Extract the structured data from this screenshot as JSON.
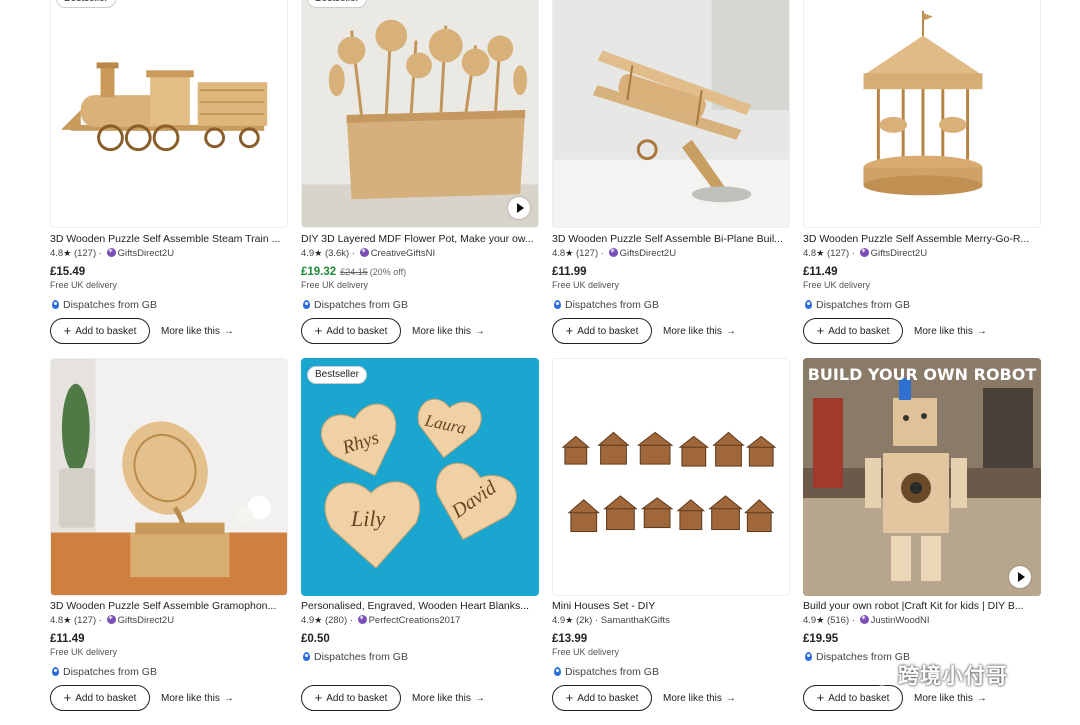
{
  "products": [
    {
      "badge": "Bestseller",
      "title": "3D Wooden Puzzle Self Assemble Steam Train ...",
      "rating": "4.8",
      "reviews": "(127)",
      "seller": "GiftsDirect2U",
      "price": "£15.49",
      "delivery": "Free UK delivery",
      "dispatch": "Dispatches from GB",
      "basket": "Add to basket",
      "more": "More like this"
    },
    {
      "badge": "Bestseller",
      "title": "DIY 3D Layered MDF Flower Pot, Make your ow...",
      "rating": "4.9",
      "reviews": "(3.6k)",
      "seller": "CreativeGiftsNI",
      "price": "£19.32",
      "was": "£24.15",
      "off": "(20% off)",
      "delivery": "Free UK delivery",
      "dispatch": "Dispatches from GB",
      "basket": "Add to basket",
      "more": "More like this"
    },
    {
      "title": "3D Wooden Puzzle Self Assemble Bi-Plane Buil...",
      "rating": "4.8",
      "reviews": "(127)",
      "seller": "GiftsDirect2U",
      "price": "£11.99",
      "delivery": "Free UK delivery",
      "dispatch": "Dispatches from GB",
      "basket": "Add to basket",
      "more": "More like this"
    },
    {
      "title": "3D Wooden Puzzle Self Assemble Merry-Go-R...",
      "rating": "4.8",
      "reviews": "(127)",
      "seller": "GiftsDirect2U",
      "price": "£11.49",
      "delivery": "Free UK delivery",
      "dispatch": "Dispatches from GB",
      "basket": "Add to basket",
      "more": "More like this"
    },
    {
      "title": "3D Wooden Puzzle Self Assemble Gramophon...",
      "rating": "4.8",
      "reviews": "(127)",
      "seller": "GiftsDirect2U",
      "price": "£11.49",
      "delivery": "Free UK delivery",
      "dispatch": "Dispatches from GB",
      "basket": "Add to basket",
      "more": "More like this"
    },
    {
      "badge": "Bestseller",
      "title": "Personalised, Engraved, Wooden Heart Blanks...",
      "rating": "4.9",
      "reviews": "(280)",
      "seller": "PerfectCreations2017",
      "price": "£0.50",
      "dispatch": "Dispatches from GB",
      "basket": "Add to basket",
      "more": "More like this",
      "hearts": [
        "Rhys",
        "Laura",
        "Lily",
        "David"
      ]
    },
    {
      "title": "Mini Houses Set - DIY",
      "rating": "4.9",
      "reviews": "(2k)",
      "seller": "SamanthaKGifts",
      "price": "£13.99",
      "delivery": "Free UK delivery",
      "dispatch": "Dispatches from GB",
      "basket": "Add to basket",
      "more": "More like this"
    },
    {
      "title": "Build your own robot |Craft Kit for kids | DIY B...",
      "rating": "4.9",
      "reviews": "(516)",
      "seller": "JustinWoodNI",
      "price": "£19.95",
      "dispatch": "Dispatches from GB",
      "basket": "Add to basket",
      "more": "More like this",
      "image_caption": "BUILD YOUR OWN ROBOT"
    }
  ],
  "watermark": "跨境小付哥",
  "colors": {
    "sale_price": "#1f8a3a",
    "seller_icon": "#7a4fb5",
    "pin": "#2a6fdb",
    "heart_bg": "#1ba6cf"
  }
}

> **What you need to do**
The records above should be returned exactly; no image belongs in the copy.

> **Output for this task**
Extract the structured data from this screenshot as JSON.
{
  "products": [
    {
      "badge": "Bestseller",
      "title": "3D Wooden Puzzle Self Assemble Steam Train ...",
      "rating": "4.8",
      "reviews": "(127)",
      "seller": "GiftsDirect2U",
      "price": "£15.49",
      "delivery": "Free UK delivery",
      "dispatch": "Dispatches from GB",
      "basket": "Add to basket",
      "more": "More like this"
    },
    {
      "badge": "Bestseller",
      "title": "DIY 3D Layered MDF Flower Pot, Make your ow...",
      "rating": "4.9",
      "reviews": "(3.6k)",
      "seller": "CreativeGiftsNI",
      "price": "£19.32",
      "was": "£24.15",
      "off": "(20% off)",
      "delivery": "Free UK delivery",
      "dispatch": "Dispatches from GB",
      "basket": "Add to basket",
      "more": "More like this"
    },
    {
      "title": "3D Wooden Puzzle Self Assemble Bi-Plane Buil...",
      "rating": "4.8",
      "reviews": "(127)",
      "seller": "GiftsDirect2U",
      "price": "£11.99",
      "delivery": "Free UK delivery",
      "dispatch": "Dispatches from GB",
      "basket": "Add to basket",
      "more": "More like this"
    },
    {
      "title": "3D Wooden Puzzle Self Assemble Merry-Go-R...",
      "rating": "4.8",
      "reviews": "(127)",
      "seller": "GiftsDirect2U",
      "price": "£11.49",
      "delivery": "Free UK delivery",
      "dispatch": "Dispatches from GB",
      "basket": "Add to basket",
      "more": "More like this"
    },
    {
      "title": "3D Wooden Puzzle Self Assemble Gramophon...",
      "rating": "4.8",
      "reviews": "(127)",
      "seller": "GiftsDirect2U",
      "price": "£11.49",
      "delivery": "Free UK delivery",
      "dispatch": "Dispatches from GB",
      "basket": "Add to basket",
      "more": "More like this"
    },
    {
      "badge": "Bestseller",
      "title": "Personalised, Engraved, Wooden Heart Blanks...",
      "rating": "4.9",
      "reviews": "(280)",
      "seller": "PerfectCreations2017",
      "price": "£0.50",
      "dispatch": "Dispatches from GB",
      "basket": "Add to basket",
      "more": "More like this",
      "hearts": [
        "Rhys",
        "Laura",
        "Lily",
        "David"
      ]
    },
    {
      "title": "Mini Houses Set - DIY",
      "rating": "4.9",
      "reviews": "(2k)",
      "seller": "SamanthaKGifts",
      "price": "£13.99",
      "delivery": "Free UK delivery",
      "dispatch": "Dispatches from GB",
      "basket": "Add to basket",
      "more": "More like this"
    },
    {
      "title": "Build your own robot |Craft Kit for kids | DIY B...",
      "rating": "4.9",
      "reviews": "(516)",
      "seller": "JustinWoodNI",
      "price": "£19.95",
      "dispatch": "Dispatches from GB",
      "basket": "Add to basket",
      "more": "More like this",
      "image_caption": "BUILD YOUR OWN ROBOT"
    }
  ],
  "watermark": "跨境小付哥",
  "colors": {
    "sale_price": "#1f8a3a",
    "seller_icon": "#7a4fb5",
    "pin": "#2a6fdb",
    "heart_bg": "#1ba6cf"
  }
}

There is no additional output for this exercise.